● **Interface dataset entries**
━━━━
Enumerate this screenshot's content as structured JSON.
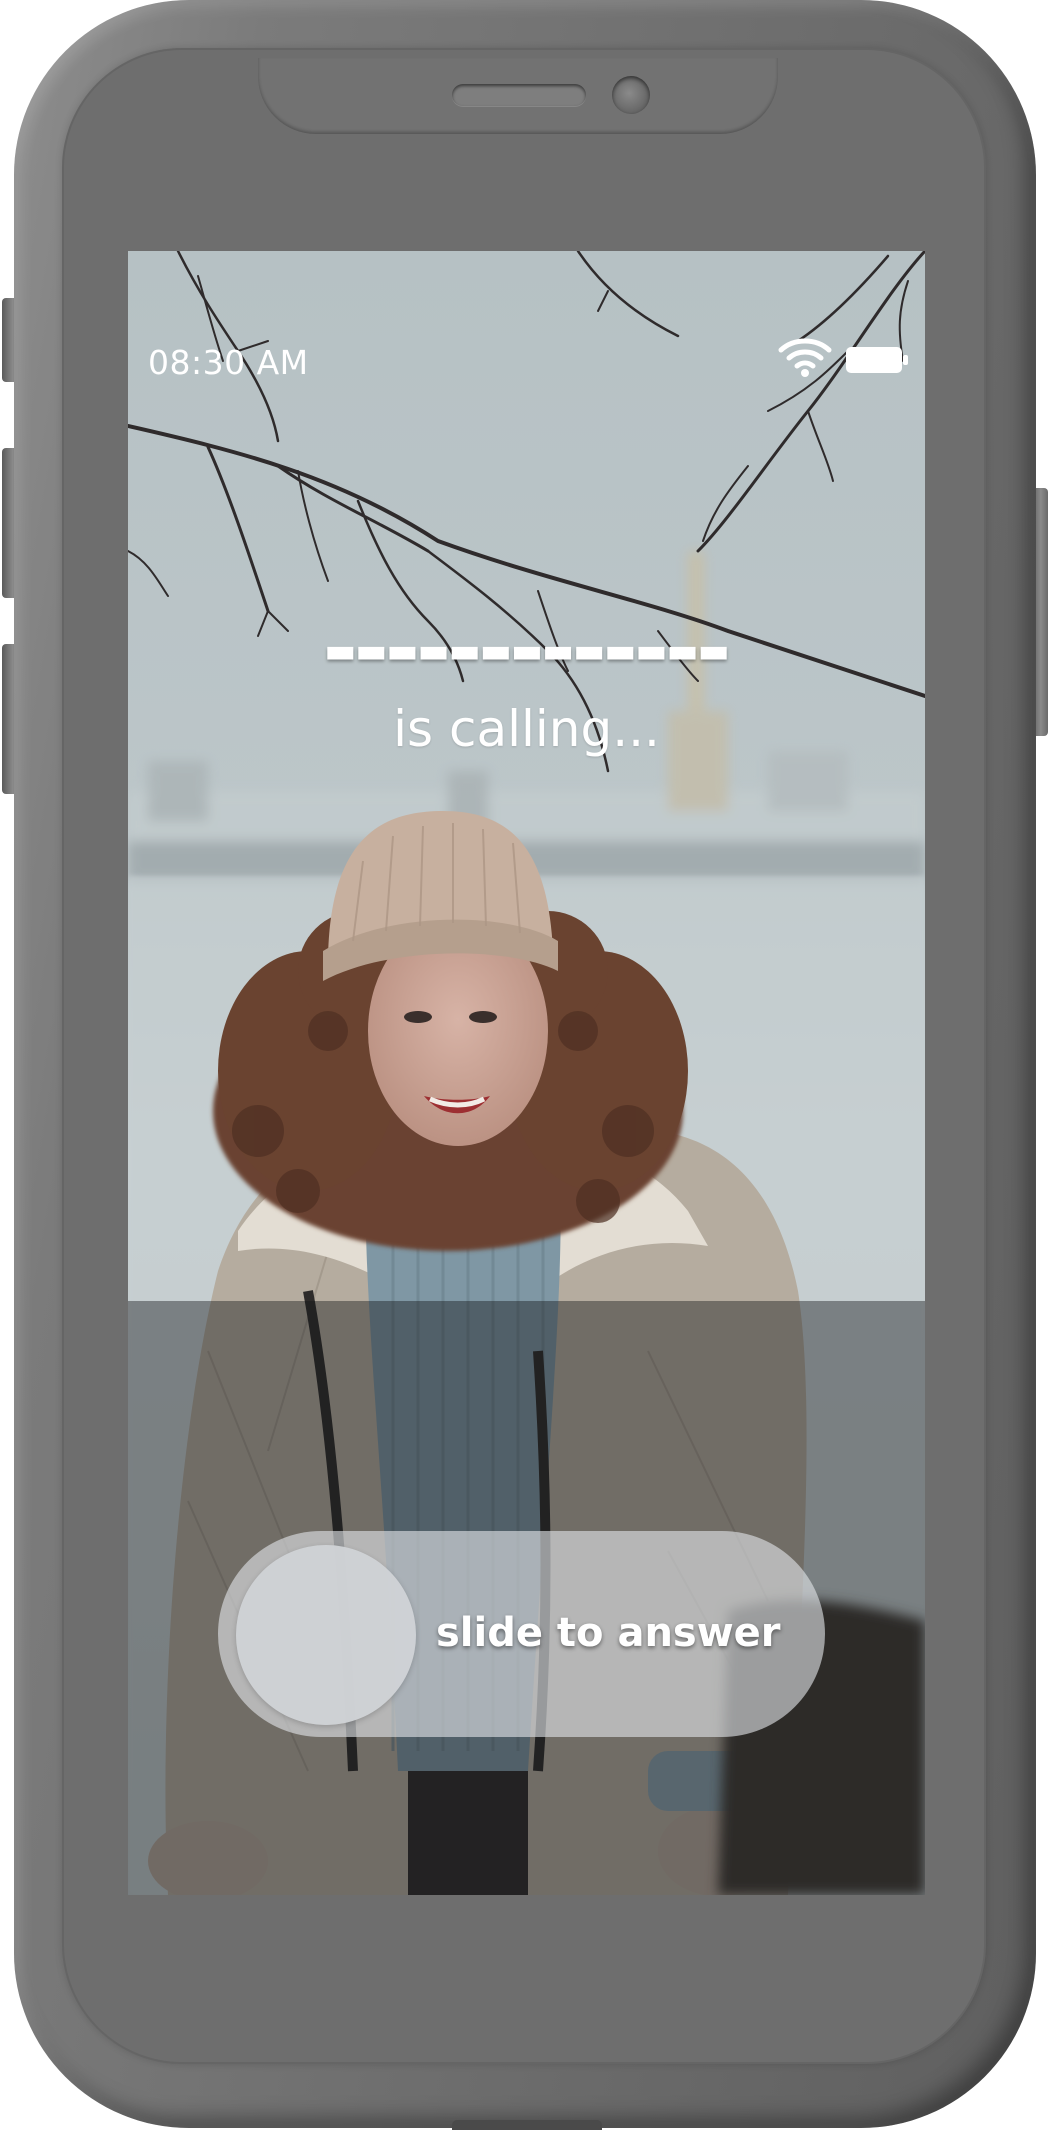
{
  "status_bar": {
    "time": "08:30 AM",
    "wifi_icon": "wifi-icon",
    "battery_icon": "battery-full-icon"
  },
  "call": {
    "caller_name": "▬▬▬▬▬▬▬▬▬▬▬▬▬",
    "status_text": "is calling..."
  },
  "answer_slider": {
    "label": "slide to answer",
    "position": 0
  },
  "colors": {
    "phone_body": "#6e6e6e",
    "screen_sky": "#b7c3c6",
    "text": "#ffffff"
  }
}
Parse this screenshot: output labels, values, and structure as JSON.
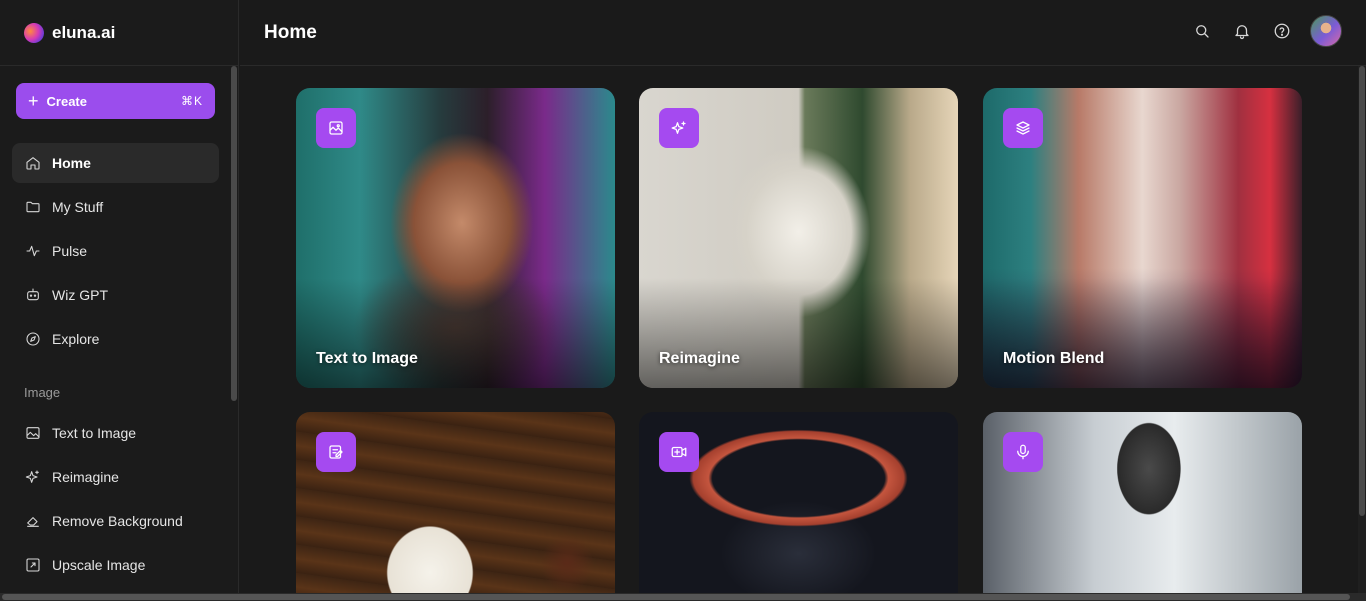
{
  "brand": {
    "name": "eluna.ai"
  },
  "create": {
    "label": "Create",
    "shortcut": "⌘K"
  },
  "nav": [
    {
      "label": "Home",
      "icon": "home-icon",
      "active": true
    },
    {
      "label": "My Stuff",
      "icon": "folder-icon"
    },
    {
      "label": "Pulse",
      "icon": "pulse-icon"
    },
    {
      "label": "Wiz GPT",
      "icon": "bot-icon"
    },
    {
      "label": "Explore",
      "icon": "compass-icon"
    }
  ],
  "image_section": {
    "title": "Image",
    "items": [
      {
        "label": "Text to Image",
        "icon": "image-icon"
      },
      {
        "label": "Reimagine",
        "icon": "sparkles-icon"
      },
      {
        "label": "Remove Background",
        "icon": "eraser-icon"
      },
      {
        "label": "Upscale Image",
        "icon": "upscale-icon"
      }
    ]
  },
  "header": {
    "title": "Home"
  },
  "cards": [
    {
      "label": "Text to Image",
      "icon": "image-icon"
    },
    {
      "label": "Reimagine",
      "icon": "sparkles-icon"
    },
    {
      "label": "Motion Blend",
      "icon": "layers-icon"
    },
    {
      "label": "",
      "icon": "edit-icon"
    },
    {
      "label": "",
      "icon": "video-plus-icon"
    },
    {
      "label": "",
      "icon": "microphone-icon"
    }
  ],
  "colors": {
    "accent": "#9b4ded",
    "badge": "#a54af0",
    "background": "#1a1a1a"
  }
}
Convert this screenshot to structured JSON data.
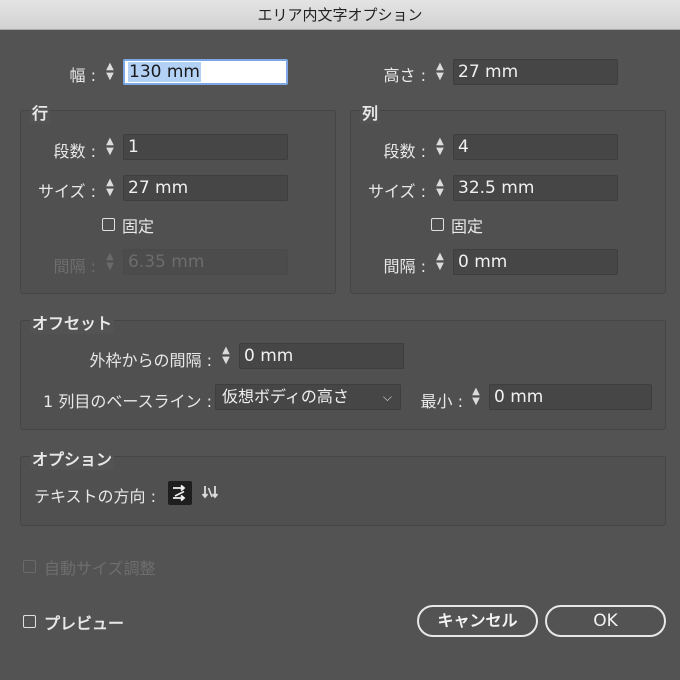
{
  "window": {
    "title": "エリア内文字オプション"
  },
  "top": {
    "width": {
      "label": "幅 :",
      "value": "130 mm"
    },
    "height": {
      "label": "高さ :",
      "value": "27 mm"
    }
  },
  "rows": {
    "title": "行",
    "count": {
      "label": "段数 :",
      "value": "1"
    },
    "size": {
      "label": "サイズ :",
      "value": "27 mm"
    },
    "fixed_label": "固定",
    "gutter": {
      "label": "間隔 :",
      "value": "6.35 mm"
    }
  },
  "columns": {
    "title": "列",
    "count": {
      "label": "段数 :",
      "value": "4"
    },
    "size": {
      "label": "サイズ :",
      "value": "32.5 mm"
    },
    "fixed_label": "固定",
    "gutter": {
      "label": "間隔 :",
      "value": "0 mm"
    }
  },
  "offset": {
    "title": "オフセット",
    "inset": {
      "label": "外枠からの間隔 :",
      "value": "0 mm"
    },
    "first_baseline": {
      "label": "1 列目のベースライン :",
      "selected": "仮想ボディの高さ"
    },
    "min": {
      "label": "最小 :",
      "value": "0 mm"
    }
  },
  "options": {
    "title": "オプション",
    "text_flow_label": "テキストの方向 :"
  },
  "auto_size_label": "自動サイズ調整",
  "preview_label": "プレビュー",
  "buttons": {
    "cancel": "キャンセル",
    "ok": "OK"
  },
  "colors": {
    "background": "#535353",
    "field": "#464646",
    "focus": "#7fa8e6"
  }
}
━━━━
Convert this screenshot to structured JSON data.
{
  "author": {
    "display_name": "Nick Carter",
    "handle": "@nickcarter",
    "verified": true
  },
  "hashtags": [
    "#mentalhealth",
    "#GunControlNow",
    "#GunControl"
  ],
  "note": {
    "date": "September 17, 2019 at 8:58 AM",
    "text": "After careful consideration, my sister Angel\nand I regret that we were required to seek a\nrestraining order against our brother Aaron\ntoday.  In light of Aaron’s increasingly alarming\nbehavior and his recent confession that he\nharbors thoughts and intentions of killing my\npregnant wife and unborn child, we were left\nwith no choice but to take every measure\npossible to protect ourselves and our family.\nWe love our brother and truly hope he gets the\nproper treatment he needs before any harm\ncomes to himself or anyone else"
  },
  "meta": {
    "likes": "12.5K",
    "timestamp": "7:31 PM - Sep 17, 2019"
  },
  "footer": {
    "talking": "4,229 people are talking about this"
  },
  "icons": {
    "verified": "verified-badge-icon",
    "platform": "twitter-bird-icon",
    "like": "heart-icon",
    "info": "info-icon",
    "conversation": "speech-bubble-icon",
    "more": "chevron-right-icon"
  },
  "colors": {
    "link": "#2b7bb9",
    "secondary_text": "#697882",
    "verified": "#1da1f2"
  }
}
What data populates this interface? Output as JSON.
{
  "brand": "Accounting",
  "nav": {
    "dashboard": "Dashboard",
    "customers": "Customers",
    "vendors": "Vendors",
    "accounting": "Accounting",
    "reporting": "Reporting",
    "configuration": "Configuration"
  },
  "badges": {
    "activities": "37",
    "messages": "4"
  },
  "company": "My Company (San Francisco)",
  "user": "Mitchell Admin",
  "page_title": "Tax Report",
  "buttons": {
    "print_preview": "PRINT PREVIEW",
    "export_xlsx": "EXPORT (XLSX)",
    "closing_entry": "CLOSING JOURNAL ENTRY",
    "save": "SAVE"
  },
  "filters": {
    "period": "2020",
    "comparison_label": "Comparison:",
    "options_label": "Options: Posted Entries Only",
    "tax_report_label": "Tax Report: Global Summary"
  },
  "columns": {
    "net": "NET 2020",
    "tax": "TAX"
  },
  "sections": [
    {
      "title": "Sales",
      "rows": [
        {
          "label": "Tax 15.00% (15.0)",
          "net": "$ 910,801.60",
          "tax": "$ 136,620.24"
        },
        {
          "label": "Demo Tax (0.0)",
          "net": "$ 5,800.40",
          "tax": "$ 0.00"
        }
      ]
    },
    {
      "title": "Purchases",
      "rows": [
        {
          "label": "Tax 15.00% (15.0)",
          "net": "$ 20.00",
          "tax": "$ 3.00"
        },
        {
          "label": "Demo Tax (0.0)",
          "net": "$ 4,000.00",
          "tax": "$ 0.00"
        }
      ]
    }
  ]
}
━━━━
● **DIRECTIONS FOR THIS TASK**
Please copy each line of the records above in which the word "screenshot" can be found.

● **EXERCISE OUTPUT**
Enumerate this screenshot's content as structured JSON.
Parse this screenshot: output labels, values, and structure as JSON.
Convert this screenshot to structured JSON data.
Convert this screenshot to structured JSON data.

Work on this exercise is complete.